I recently signed up for Pinterest.com, a hip, trendy pin board style website that allows beefed up sharing of your interests with friends via a large visual bulletin board style forum where fans of a particular subject can post what they find compelling, and want to share. Then other friends can weigh in on the subject “pinned”, thereby creating a crowd-ranked list of what folks in that sector are talking about, with the more popular, relevant, and timely pins rising toward the top. The service is heavily integrated with other social media venues, specifically Facebook and Twitter. In fact, you’ll need your account information from one of them to sign up. This means much of the personalized information you may already have on Facebook, for example, might be used to form a composite of what you might also be interested in on Pinterest.

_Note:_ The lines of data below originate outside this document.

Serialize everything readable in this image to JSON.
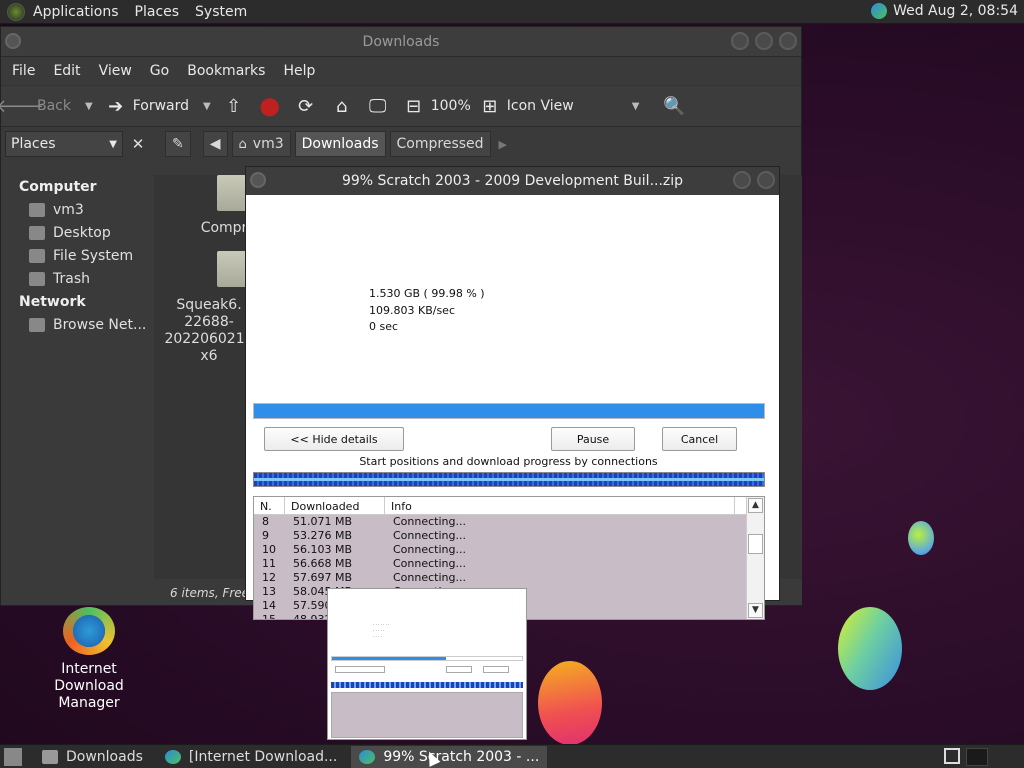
{
  "top_panel": {
    "menus": [
      "Applications",
      "Places",
      "System"
    ],
    "clock": "Wed Aug  2, 08:54"
  },
  "file_manager": {
    "title": "Downloads",
    "menubar": [
      "File",
      "Edit",
      "View",
      "Go",
      "Bookmarks",
      "Help"
    ],
    "toolbar": {
      "back": "Back",
      "forward": "Forward",
      "zoom": "100%",
      "view_mode": "Icon View"
    },
    "places_select": "Places",
    "breadcrumbs": [
      "vm3",
      "Downloads",
      "Compressed"
    ],
    "sidebar": {
      "computer_heading": "Computer",
      "computer_items": [
        "vm3",
        "Desktop",
        "File System",
        "Trash"
      ],
      "network_heading": "Network",
      "network_items": [
        "Browse Net..."
      ]
    },
    "files": [
      {
        "label": "Compr"
      },
      {
        "label": "Squeak6.\n22688-\n2022060214\nx6"
      }
    ],
    "status": "6 items, Free sp"
  },
  "download_dialog": {
    "title": "99% Scratch 2003 - 2009 Development Buil...zip",
    "size": "1.530  GB  ( 99.98 % )",
    "speed": "109.803  KB/sec",
    "time_left": "0 sec",
    "progress": 0.9998,
    "hide_details": "<< Hide details",
    "pause": "Pause",
    "cancel": "Cancel",
    "connections_label": "Start positions and download progress by connections",
    "columns": [
      "N.",
      "Downloaded",
      "Info"
    ],
    "rows": [
      {
        "n": "8",
        "downloaded": "51.071  MB",
        "info": "Connecting..."
      },
      {
        "n": "9",
        "downloaded": "53.276  MB",
        "info": "Connecting..."
      },
      {
        "n": "10",
        "downloaded": "56.103  MB",
        "info": "Connecting..."
      },
      {
        "n": "11",
        "downloaded": "56.668  MB",
        "info": "Connecting..."
      },
      {
        "n": "12",
        "downloaded": "57.697  MB",
        "info": "Connecting..."
      },
      {
        "n": "13",
        "downloaded": "58.045  MB",
        "info": "Connecting..."
      },
      {
        "n": "14",
        "downloaded": "57.590  MB",
        "info": "Connecting..."
      },
      {
        "n": "15",
        "downloaded": "48.932",
        "info": ""
      }
    ]
  },
  "desktop_icon": {
    "label": "Internet Download Manager"
  },
  "taskbar": {
    "tasks": [
      "Downloads",
      "[Internet Download...",
      "99% Scratch 2003 - ..."
    ]
  }
}
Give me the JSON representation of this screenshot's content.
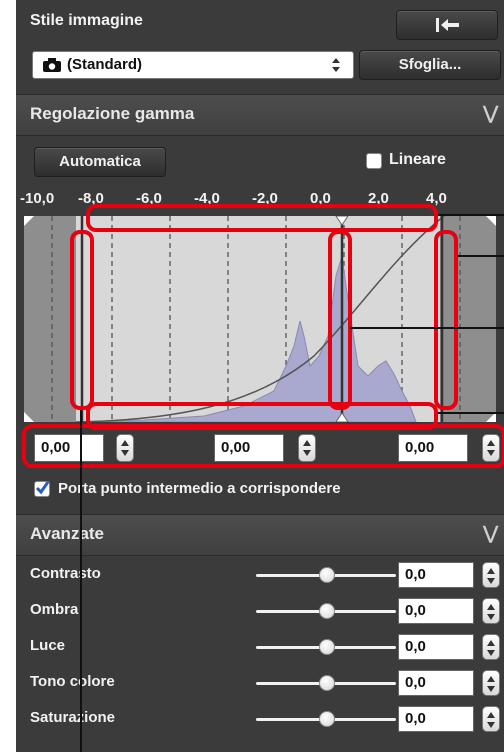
{
  "style_section": {
    "title": "Stile immagine",
    "selected_style": "(Standard)",
    "browse_label": "Sfoglia..."
  },
  "gamma_section": {
    "title": "Regolazione gamma",
    "auto_label": "Automatica",
    "linear_label": "Lineare",
    "linear_checked": false,
    "scale_labels": [
      "-10,0",
      "-8,0",
      "-6,0",
      "-4,0",
      "-2,0",
      "0,0",
      "2,0",
      "4,0"
    ],
    "inputs": {
      "left": "0,00",
      "middle": "0,00",
      "right": "0,00"
    },
    "match_midpoint_label": "Porta punto intermedio a corrispondere",
    "match_midpoint_checked": true
  },
  "advanced_section": {
    "title": "Avanzate",
    "rows": [
      {
        "label": "Contrasto",
        "value": "0,0",
        "level": 0.5
      },
      {
        "label": "Ombra",
        "value": "0,0",
        "level": 0.5
      },
      {
        "label": "Luce",
        "value": "0,0",
        "level": 0.5
      },
      {
        "label": "Tono colore",
        "value": "0,0",
        "level": 0.5
      },
      {
        "label": "Saturazione",
        "value": "0,0",
        "level": 0.5
      }
    ]
  },
  "colors": {
    "panel_bg": "#3b3b3b",
    "histogram_bg": "#d8d8d8",
    "histogram_fill": "#a9a9cf",
    "annotation_red": "#e60012"
  },
  "icons": {
    "reset": "reset-arrow-icon",
    "camera": "camera-icon",
    "chevron": "double-chevron-down-icon"
  }
}
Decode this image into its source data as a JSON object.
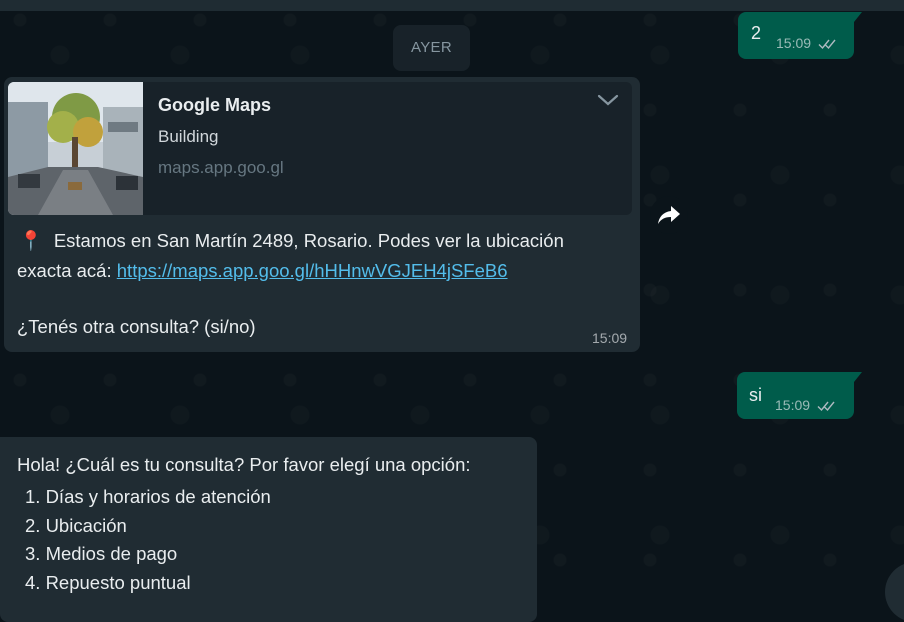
{
  "date_separator": "AYER",
  "messages": {
    "out_top": {
      "text": "2",
      "time": "15:09"
    },
    "in_location": {
      "preview": {
        "title": "Google Maps",
        "description": "Building",
        "domain": "maps.app.goo.gl",
        "thumbnail": "street-photo-icon"
      },
      "pin_icon": "📍",
      "line1": "Estamos en San Martín 2489, Rosario. Podes ver la ubicación",
      "line2_prefix": "exacta acá: ",
      "link": "https://maps.app.goo.gl/hHHnwVGJEH4jSFeB6",
      "question": "¿Tenés otra consulta? (si/no)",
      "time": "15:09"
    },
    "out_si": {
      "text": "si",
      "time": "15:09"
    },
    "in_menu": {
      "intro": "Hola! ¿Cuál es tu consulta? Por favor elegí una opción:",
      "options": [
        "1.  Días y horarios de atención",
        "2.  Ubicación",
        "3.  Medios de pago",
        "4.  Repuesto puntual"
      ]
    }
  },
  "icons": {
    "read_receipt": "double-check-icon",
    "forward": "forward-arrow-icon",
    "menu_toggle": "chevron-down-icon"
  },
  "colors": {
    "background": "#0b141a",
    "incoming_bubble": "#202c33",
    "outgoing_bubble": "#005c4b",
    "link": "#53bdeb",
    "preview_card": "#182229"
  }
}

Is it popular? The numbers have been going crazy lately. Who knew? Other than some half-starved startup team somewhere who hit it big, the idea is sickly engaging and addictive, likely because the site is all about you and what others following your same interests find, well, interesting. I also thought Twitter was a hard sell, but now, well, the numbers speak for themselves on that crazy 140 character status update app that's also addictive and successful.
Here in this article we dive into Pinterest.com, show you what's involved in signing up, securing your profile and feeling your way around the world of Pinterest, with an eye toward your own privacy, security, and best practices.
One thing to note: If you're in a hurry and just click through the default options without an eye for security, privacy, and the possible spread of personal information (either semi-automatically or inadvertently aided by unwitting friends), you may end up with more than you bargained for. Allowing your information to be shared with nearly everyone by default might cause heartache down the road, so locking things down a bit seems like a good stance to take.
If you haven't signed up already, it's tougher than it looks. First, you have to sign up for a waiting list to be invited, or better yet, get someone on the service already to invite you. This hearkens back to the early days of gmail, which was pretty successful as well, despite the curious process.
Once you’ve received your invite, continue the process like:
I opted in this test to sign up using Facebook, so when you click the Facebook link, you are directed to the Facebook login on behalf of Pinterest.com, like:
Once you login, you are faced with the option to go back to Pinterest, or fine tune your Facebook interface settings. Notice the default selection is to share with friends.
Note the notification that says by default this app will share “other activity” on Facebook. That seems like a very broad term for information sharing. If you are more privacy/security conscious, it may be a good idea to restrict the visibility like:
I changed it to look like this:
When you are finished customizing your Facebook sharing settings, select the “Go to App” button and it will take you back to the Pinterest.com signup page to continue the process of creating an account there.
Since there really isn’t a way to sign up without a Facebook or Twitter account as well, it would be difficult to totally isolate the information flow from those sources. Your best bet is to review your account settings in Facebook, and make sure you’re only sharing what you intend to share, as default permissions tend to be set more lenient than security/privacy fans might prefer.
Now you’ll have a chance to tell Pinterest.com what interests you might have:
This will continue to build a profile of what/who you might be interested in following.
You now have a chance to create your own Boards:
On the same screen it will highlight those who you may be already following. Next there is a screen where you can customize your tastes, again building the profile the service will target for specific interests:
Once you enter your interests, the next time you visit, you’ll see more subjects presented that relate to these preferences.
You now have an option to integrate Pinterest preferences with your browser, for another level of integration:
Now let’s look at some of the settings you might choose to adjust. You have access the settings under the menu shown below:
On the settings page you will see options to control how Pinterest.com integrates with Facebook/Twitter:
Notice that they are set to integrate by default. For those who want more privacy/security, it may be wise to disable the buttons above, thereby segregating the services a bit more. Notice how tightly the sharing may be integrated, including a feature to tap into your Facebook Friends yet another way.
While Pinterest grabs market share and your friends become familiar with the service, expect more fine-tuned controls to be available. Being aware of these settings may help you have a more secure profile and sharing stance while using the service. It also may prevent sharing more information than you planned on, both now and in the future.
As with many websites that soar to popularity, we are already seeing scams like fake apps bundled with borderline or outright malicious functionality that users could download for smartphones like Android. The folks at gottabemobile.com point out an app, purportedly for using Pinterest on Android, was not an app at all, but a platform for scams. Many users would simply click through the installation prompts, only to find out later they’ve gotten more than they bargained for.
As Pinterest.com continues to catch on, expect more scams that try to do things like tricking users into revealing credentials through fake notifications, spam texts to your mobile devices, efforts at phishing and other emerging scams. As Pinterest.com grows, we will revisit this in a security series about the platform, helping to keep users safe online.
Author Cameron Camp, We Live Security